» PROBLEM STATEMENT: The reply must contain all of the records, unchanged.

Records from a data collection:
┄┄┄┄┄┄┄┄┄┄
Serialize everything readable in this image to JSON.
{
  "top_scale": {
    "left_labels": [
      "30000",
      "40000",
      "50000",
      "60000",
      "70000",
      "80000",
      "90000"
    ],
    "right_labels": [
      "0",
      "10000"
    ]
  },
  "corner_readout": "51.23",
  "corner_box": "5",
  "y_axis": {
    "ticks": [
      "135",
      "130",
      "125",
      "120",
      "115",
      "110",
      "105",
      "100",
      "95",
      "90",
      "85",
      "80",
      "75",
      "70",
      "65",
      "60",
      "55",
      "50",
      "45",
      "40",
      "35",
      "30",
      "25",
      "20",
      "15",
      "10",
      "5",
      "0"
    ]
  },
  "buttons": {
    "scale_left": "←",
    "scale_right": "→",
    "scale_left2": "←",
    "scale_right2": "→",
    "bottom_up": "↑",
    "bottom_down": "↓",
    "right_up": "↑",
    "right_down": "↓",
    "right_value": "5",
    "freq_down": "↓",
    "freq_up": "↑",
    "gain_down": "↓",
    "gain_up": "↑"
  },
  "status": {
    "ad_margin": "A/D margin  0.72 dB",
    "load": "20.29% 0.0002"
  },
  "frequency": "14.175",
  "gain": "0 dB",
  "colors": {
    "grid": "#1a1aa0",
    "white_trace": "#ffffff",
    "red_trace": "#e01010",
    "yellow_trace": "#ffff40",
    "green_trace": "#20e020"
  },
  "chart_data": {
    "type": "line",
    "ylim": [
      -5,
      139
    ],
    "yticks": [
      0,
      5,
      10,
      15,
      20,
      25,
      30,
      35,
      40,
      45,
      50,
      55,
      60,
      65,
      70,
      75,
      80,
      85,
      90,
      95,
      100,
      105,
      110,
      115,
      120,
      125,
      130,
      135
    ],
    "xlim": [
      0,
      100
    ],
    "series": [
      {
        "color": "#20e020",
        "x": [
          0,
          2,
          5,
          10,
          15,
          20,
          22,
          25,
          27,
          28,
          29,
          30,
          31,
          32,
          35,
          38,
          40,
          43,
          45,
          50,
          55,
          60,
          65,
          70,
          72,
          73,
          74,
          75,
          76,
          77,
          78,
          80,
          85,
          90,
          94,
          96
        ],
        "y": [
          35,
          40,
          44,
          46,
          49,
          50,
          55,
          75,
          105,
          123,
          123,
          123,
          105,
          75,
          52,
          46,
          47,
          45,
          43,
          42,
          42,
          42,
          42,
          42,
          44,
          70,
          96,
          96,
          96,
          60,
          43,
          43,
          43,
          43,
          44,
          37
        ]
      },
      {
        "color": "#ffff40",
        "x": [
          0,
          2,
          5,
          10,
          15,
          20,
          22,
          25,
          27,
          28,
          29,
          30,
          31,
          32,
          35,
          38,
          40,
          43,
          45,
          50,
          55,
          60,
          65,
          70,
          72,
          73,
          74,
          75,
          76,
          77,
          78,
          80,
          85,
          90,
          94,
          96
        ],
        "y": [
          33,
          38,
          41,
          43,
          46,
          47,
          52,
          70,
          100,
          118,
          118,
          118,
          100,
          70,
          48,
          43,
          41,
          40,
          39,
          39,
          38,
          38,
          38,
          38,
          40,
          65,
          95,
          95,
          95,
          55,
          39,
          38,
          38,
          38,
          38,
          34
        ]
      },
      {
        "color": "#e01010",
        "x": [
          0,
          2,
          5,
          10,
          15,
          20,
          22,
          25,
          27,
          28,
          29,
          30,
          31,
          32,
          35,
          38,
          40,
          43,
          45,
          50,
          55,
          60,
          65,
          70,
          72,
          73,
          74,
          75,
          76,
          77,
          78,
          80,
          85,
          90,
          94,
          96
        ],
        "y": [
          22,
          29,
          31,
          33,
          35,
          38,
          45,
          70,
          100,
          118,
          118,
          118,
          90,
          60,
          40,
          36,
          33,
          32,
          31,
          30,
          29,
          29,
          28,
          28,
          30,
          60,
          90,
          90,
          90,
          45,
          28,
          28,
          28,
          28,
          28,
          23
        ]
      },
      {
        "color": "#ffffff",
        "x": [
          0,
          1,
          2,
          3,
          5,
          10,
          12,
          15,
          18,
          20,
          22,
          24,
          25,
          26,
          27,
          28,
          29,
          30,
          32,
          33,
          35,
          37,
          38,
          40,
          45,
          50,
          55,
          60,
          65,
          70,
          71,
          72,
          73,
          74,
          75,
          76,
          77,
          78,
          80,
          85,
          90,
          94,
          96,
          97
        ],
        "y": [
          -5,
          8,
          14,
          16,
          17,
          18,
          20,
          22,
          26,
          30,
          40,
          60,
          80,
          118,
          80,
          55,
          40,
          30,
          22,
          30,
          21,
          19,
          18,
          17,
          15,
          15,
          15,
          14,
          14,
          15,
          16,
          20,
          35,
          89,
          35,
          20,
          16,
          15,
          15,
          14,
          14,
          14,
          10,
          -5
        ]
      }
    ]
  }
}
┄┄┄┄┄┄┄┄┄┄
» RESPONSE BELOW:
Serialize everything readable in this image to JSON.
{
  "top_scale": {
    "left_labels": [
      "30000",
      "40000",
      "50000",
      "60000",
      "70000",
      "80000",
      "90000"
    ],
    "right_labels": [
      "0",
      "10000"
    ]
  },
  "corner_readout": "51.23",
  "corner_box": "5",
  "y_axis": {
    "ticks": [
      "135",
      "130",
      "125",
      "120",
      "115",
      "110",
      "105",
      "100",
      "95",
      "90",
      "85",
      "80",
      "75",
      "70",
      "65",
      "60",
      "55",
      "50",
      "45",
      "40",
      "35",
      "30",
      "25",
      "20",
      "15",
      "10",
      "5",
      "0"
    ]
  },
  "buttons": {
    "scale_left": "←",
    "scale_right": "→",
    "scale_left2": "←",
    "scale_right2": "→",
    "bottom_up": "↑",
    "bottom_down": "↓",
    "right_up": "↑",
    "right_down": "↓",
    "right_value": "5",
    "freq_down": "↓",
    "freq_up": "↑",
    "gain_down": "↓",
    "gain_up": "↑"
  },
  "status": {
    "ad_margin": "A/D margin  0.72 dB",
    "load": "20.29% 0.0002"
  },
  "frequency": "14.175",
  "gain": "0 dB",
  "colors": {
    "grid": "#1a1aa0",
    "white_trace": "#ffffff",
    "red_trace": "#e01010",
    "yellow_trace": "#ffff40",
    "green_trace": "#20e020"
  },
  "chart_data": {
    "type": "line",
    "ylim": [
      -5,
      139
    ],
    "yticks": [
      0,
      5,
      10,
      15,
      20,
      25,
      30,
      35,
      40,
      45,
      50,
      55,
      60,
      65,
      70,
      75,
      80,
      85,
      90,
      95,
      100,
      105,
      110,
      115,
      120,
      125,
      130,
      135
    ],
    "xlim": [
      0,
      100
    ],
    "series": [
      {
        "color": "#20e020",
        "x": [
          0,
          2,
          5,
          10,
          15,
          20,
          22,
          25,
          27,
          28,
          29,
          30,
          31,
          32,
          35,
          38,
          40,
          43,
          45,
          50,
          55,
          60,
          65,
          70,
          72,
          73,
          74,
          75,
          76,
          77,
          78,
          80,
          85,
          90,
          94,
          96
        ],
        "y": [
          35,
          40,
          44,
          46,
          49,
          50,
          55,
          75,
          105,
          123,
          123,
          123,
          105,
          75,
          52,
          46,
          47,
          45,
          43,
          42,
          42,
          42,
          42,
          42,
          44,
          70,
          96,
          96,
          96,
          60,
          43,
          43,
          43,
          43,
          44,
          37
        ]
      },
      {
        "color": "#ffff40",
        "x": [
          0,
          2,
          5,
          10,
          15,
          20,
          22,
          25,
          27,
          28,
          29,
          30,
          31,
          32,
          35,
          38,
          40,
          43,
          45,
          50,
          55,
          60,
          65,
          70,
          72,
          73,
          74,
          75,
          76,
          77,
          78,
          80,
          85,
          90,
          94,
          96
        ],
        "y": [
          33,
          38,
          41,
          43,
          46,
          47,
          52,
          70,
          100,
          118,
          118,
          118,
          100,
          70,
          48,
          43,
          41,
          40,
          39,
          39,
          38,
          38,
          38,
          38,
          40,
          65,
          95,
          95,
          95,
          55,
          39,
          38,
          38,
          38,
          38,
          34
        ]
      },
      {
        "color": "#e01010",
        "x": [
          0,
          2,
          5,
          10,
          15,
          20,
          22,
          25,
          27,
          28,
          29,
          30,
          31,
          32,
          35,
          38,
          40,
          43,
          45,
          50,
          55,
          60,
          65,
          70,
          72,
          73,
          74,
          75,
          76,
          77,
          78,
          80,
          85,
          90,
          94,
          96
        ],
        "y": [
          22,
          29,
          31,
          33,
          35,
          38,
          45,
          70,
          100,
          118,
          118,
          118,
          90,
          60,
          40,
          36,
          33,
          32,
          31,
          30,
          29,
          29,
          28,
          28,
          30,
          60,
          90,
          90,
          90,
          45,
          28,
          28,
          28,
          28,
          28,
          23
        ]
      },
      {
        "color": "#ffffff",
        "x": [
          0,
          1,
          2,
          3,
          5,
          10,
          12,
          15,
          18,
          20,
          22,
          24,
          25,
          26,
          27,
          28,
          29,
          30,
          32,
          33,
          35,
          37,
          38,
          40,
          45,
          50,
          55,
          60,
          65,
          70,
          71,
          72,
          73,
          74,
          75,
          76,
          77,
          78,
          80,
          85,
          90,
          94,
          96,
          97
        ],
        "y": [
          -5,
          8,
          14,
          16,
          17,
          18,
          20,
          22,
          26,
          30,
          40,
          60,
          80,
          118,
          80,
          55,
          40,
          30,
          22,
          30,
          21,
          19,
          18,
          17,
          15,
          15,
          15,
          14,
          14,
          15,
          16,
          20,
          35,
          89,
          35,
          20,
          16,
          15,
          15,
          14,
          14,
          14,
          10,
          -5
        ]
      }
    ]
  }
}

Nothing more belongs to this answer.